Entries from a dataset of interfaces
=======

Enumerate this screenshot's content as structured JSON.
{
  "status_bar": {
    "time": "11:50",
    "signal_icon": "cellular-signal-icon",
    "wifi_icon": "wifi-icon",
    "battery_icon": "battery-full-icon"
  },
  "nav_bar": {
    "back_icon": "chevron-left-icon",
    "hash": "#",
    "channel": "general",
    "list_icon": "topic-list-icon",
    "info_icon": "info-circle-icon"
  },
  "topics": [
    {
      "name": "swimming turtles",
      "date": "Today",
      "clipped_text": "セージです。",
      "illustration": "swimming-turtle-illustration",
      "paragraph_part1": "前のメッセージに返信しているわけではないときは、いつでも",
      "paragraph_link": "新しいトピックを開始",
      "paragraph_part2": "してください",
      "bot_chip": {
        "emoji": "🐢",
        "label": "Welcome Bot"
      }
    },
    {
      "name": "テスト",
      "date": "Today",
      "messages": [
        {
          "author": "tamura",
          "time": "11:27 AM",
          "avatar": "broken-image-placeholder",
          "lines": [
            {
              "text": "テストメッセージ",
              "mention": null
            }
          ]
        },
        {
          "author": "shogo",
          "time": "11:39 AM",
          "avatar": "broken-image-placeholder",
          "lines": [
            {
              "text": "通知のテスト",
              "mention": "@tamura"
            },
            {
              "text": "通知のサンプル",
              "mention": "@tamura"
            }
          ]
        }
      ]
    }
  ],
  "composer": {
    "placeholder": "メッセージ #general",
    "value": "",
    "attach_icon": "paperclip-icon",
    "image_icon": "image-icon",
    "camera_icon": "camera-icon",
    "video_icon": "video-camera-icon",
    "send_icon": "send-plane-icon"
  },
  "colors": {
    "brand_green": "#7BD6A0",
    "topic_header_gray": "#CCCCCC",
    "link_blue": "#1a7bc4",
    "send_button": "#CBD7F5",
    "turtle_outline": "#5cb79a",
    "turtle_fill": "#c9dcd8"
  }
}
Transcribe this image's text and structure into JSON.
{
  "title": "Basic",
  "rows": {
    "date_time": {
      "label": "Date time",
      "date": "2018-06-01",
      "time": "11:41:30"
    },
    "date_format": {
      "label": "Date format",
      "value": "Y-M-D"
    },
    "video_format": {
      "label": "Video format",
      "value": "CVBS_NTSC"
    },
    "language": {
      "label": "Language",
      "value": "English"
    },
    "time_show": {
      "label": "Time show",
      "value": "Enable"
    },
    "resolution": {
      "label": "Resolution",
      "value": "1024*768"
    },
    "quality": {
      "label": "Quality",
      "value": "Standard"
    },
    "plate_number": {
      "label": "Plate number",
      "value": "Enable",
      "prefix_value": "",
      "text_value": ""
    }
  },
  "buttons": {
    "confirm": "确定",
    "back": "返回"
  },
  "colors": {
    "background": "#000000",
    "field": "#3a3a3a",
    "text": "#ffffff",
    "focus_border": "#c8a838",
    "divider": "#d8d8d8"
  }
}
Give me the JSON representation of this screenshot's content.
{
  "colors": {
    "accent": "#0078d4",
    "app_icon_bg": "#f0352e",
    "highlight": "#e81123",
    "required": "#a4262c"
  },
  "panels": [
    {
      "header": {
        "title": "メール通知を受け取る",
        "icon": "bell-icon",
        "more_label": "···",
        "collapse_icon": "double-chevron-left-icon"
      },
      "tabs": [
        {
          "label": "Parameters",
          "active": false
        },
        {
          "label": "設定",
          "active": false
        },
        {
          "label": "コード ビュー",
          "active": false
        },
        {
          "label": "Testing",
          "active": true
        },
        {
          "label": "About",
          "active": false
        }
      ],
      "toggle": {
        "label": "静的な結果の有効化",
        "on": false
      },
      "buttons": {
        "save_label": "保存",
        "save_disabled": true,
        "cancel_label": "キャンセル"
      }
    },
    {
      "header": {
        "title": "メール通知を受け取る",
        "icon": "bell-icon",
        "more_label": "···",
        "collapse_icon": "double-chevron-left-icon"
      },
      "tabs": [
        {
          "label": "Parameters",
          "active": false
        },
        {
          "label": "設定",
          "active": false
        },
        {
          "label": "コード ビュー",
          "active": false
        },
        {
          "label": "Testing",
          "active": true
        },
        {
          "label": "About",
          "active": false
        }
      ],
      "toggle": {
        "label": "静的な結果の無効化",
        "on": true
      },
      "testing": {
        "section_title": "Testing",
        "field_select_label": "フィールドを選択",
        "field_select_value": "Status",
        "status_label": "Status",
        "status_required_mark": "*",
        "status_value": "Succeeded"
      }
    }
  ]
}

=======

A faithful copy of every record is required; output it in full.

Enumerate this screenshot's content as structured JSON.
{
  "status_bar": {
    "time": "11:50",
    "signal_icon": "cellular-signal-icon",
    "wifi_icon": "wifi-icon",
    "battery_icon": "battery-full-icon"
  },
  "nav_bar": {
    "back_icon": "chevron-left-icon",
    "hash": "#",
    "channel": "general",
    "list_icon": "topic-list-icon",
    "info_icon": "info-circle-icon"
  },
  "topics": [
    {
      "name": "swimming turtles",
      "date": "Today",
      "clipped_text": "セージです。",
      "illustration": "swimming-turtle-illustration",
      "paragraph_part1": "前のメッセージに返信しているわけではないときは、いつでも",
      "paragraph_link": "新しいトピックを開始",
      "paragraph_part2": "してください",
      "bot_chip": {
        "emoji": "🐢",
        "label": "Welcome Bot"
      }
    },
    {
      "name": "テスト",
      "date": "Today",
      "messages": [
        {
          "author": "tamura",
          "time": "11:27 AM",
          "avatar": "broken-image-placeholder",
          "lines": [
            {
              "text": "テストメッセージ",
              "mention": null
            }
          ]
        },
        {
          "author": "shogo",
          "time": "11:39 AM",
          "avatar": "broken-image-placeholder",
          "lines": [
            {
              "text": "通知のテスト",
              "mention": "@tamura"
            },
            {
              "text": "通知のサンプル",
              "mention": "@tamura"
            }
          ]
        }
      ]
    }
  ],
  "composer": {
    "placeholder": "メッセージ #general",
    "value": "",
    "attach_icon": "paperclip-icon",
    "image_icon": "image-icon",
    "camera_icon": "camera-icon",
    "video_icon": "video-camera-icon",
    "send_icon": "send-plane-icon"
  },
  "colors": {
    "brand_green": "#7BD6A0",
    "topic_header_gray": "#CCCCCC",
    "link_blue": "#1a7bc4",
    "send_button": "#CBD7F5",
    "turtle_outline": "#5cb79a",
    "turtle_fill": "#c9dcd8"
  }
}
Transcribe this image's text and structure into JSON.
{
  "title": "Basic",
  "rows": {
    "date_time": {
      "label": "Date time",
      "date": "2018-06-01",
      "time": "11:41:30"
    },
    "date_format": {
      "label": "Date format",
      "value": "Y-M-D"
    },
    "video_format": {
      "label": "Video format",
      "value": "CVBS_NTSC"
    },
    "language": {
      "label": "Language",
      "value": "English"
    },
    "time_show": {
      "label": "Time show",
      "value": "Enable"
    },
    "resolution": {
      "label": "Resolution",
      "value": "1024*768"
    },
    "quality": {
      "label": "Quality",
      "value": "Standard"
    },
    "plate_number": {
      "label": "Plate number",
      "value": "Enable",
      "prefix_value": "",
      "text_value": ""
    }
  },
  "buttons": {
    "confirm": "确定",
    "back": "返回"
  },
  "colors": {
    "background": "#000000",
    "field": "#3a3a3a",
    "text": "#ffffff",
    "focus_border": "#c8a838",
    "divider": "#d8d8d8"
  }
}
Give me the JSON representation of this screenshot's content.
{
  "colors": {
    "accent": "#0078d4",
    "app_icon_bg": "#f0352e",
    "highlight": "#e81123",
    "required": "#a4262c"
  },
  "panels": [
    {
      "header": {
        "title": "メール通知を受け取る",
        "icon": "bell-icon",
        "more_label": "···",
        "collapse_icon": "double-chevron-left-icon"
      },
      "tabs": [
        {
          "label": "Parameters",
          "active": false
        },
        {
          "label": "設定",
          "active": false
        },
        {
          "label": "コード ビュー",
          "active": false
        },
        {
          "label": "Testing",
          "active": true
        },
        {
          "label": "About",
          "active": false
        }
      ],
      "toggle": {
        "label": "静的な結果の有効化",
        "on": false
      },
      "buttons": {
        "save_label": "保存",
        "save_disabled": true,
        "cancel_label": "キャンセル"
      }
    },
    {
      "header": {
        "title": "メール通知を受け取る",
        "icon": "bell-icon",
        "more_label": "···",
        "collapse_icon": "double-chevron-left-icon"
      },
      "tabs": [
        {
          "label": "Parameters",
          "active": false
        },
        {
          "label": "設定",
          "active": false
        },
        {
          "label": "コード ビュー",
          "active": false
        },
        {
          "label": "Testing",
          "active": true
        },
        {
          "label": "About",
          "active": false
        }
      ],
      "toggle": {
        "label": "静的な結果の無効化",
        "on": true
      },
      "testing": {
        "section_title": "Testing",
        "field_select_label": "フィールドを選択",
        "field_select_value": "Status",
        "status_label": "Status",
        "status_required_mark": "*",
        "status_value": "Succeeded"
      }
    }
  ]
}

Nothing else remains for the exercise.